If you’re a fan of ramen, I highly recommend visiting the ‘ramen street’ on the 10th floor of the Kyoto train station. The whole floor is dedicated to ramen and the moment we stepped out of the elevator, it smelled amazing. We randomly tried one of the stalls which seemed popular. We joined a queue, thinking that we were heading into the restaurant. Instead, when we reached the front of the queue, we realized that we had to order our food from a machine. Luckily, there were tiny pictures to guide us and we managed to place our order and were promptly seated to enjoy our slurpingly delicious, piping hot ramen.
Maisen Tonkatsu, Tokyo
Deep fried pork cutlets, anyone? Maisen is one of the most popular tonkatsu places in Tokyo. The restaurant is located in a former public bathhouse. When we were there for lunch, there was a very long queue, snaking through the front door and up the stairs. We queued for about half an hour and were seated ahead of others because we were willing to sit at the bar. Our patience paid off – I’ve never had fried food like this before.
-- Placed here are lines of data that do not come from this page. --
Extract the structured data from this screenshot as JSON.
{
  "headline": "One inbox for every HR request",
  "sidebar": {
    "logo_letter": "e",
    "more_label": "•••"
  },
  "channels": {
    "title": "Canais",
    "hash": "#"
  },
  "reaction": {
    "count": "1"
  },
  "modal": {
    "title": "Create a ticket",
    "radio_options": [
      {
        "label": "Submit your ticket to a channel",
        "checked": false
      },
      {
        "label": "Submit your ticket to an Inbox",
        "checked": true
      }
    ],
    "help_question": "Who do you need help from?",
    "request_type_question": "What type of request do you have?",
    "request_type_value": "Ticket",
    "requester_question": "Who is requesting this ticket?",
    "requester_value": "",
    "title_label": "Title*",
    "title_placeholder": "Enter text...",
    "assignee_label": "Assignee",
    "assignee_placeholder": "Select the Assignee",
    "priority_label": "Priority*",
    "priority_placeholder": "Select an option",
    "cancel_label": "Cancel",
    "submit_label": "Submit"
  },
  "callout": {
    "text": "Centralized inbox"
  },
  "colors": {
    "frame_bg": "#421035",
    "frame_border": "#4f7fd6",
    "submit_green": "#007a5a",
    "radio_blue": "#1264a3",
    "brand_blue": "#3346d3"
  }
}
The batter was crispy and light, while the meat itself was so juicy and tender that I could cut into it using my chopsticks. It was also not greasy and came with rice and salad, which helped me feel less guilty about having fried food.
Due to my hubby’s obsession with Kobe beef (the cows drink beer and get massages, he says), we stopped by Shin-Kobe on the way back from Hiroshima to Tokyo just to have Kobe beef. Kobe beef is wagyu beef reared in Kobe and is served in other places but we just wanted to have it in Kobe. Our logic was similar to the logic behind Guinness tasting better in Ireland. Wakkoqu, a teppanyaki restaurant which is popular for its beef is situated just outside the train station which made it the prime choice. Again, I highly recommend going during lunch time as the lunch sets are about half the price of the dinner menu.
We sat in front of the teppanyaki counter so that we can watch the chef in action. Our slabs of beef were well marbled but looked kind of small (130g) compared to the steaks we’ve had back in London. The chef removed the fat from the side and used this to grease the pan. He then cubed the beef and cooked them in a few batches. The beef was cooked to perfection – it was well seared but still rare on the inside and literally melted in my mouth. There were different options available – having the beef with fried garlic, salt, black pepper, mustard or a light sauce (sort of like a mix of soy sauce and vinegar). My preference was to have it with garlic or just on its own. Even though I was concerned about the adequacy of the meat quantity, I couldn’t finish my portion and gave the last couple of pieces to my husband who gladly devoured them. This was not because I have a small appetite, but because of the richness of the meat. The beef was served with rice, miso soup and vegetables which have been cooked in the meat’s juices, but the beef was definitely the star of the show.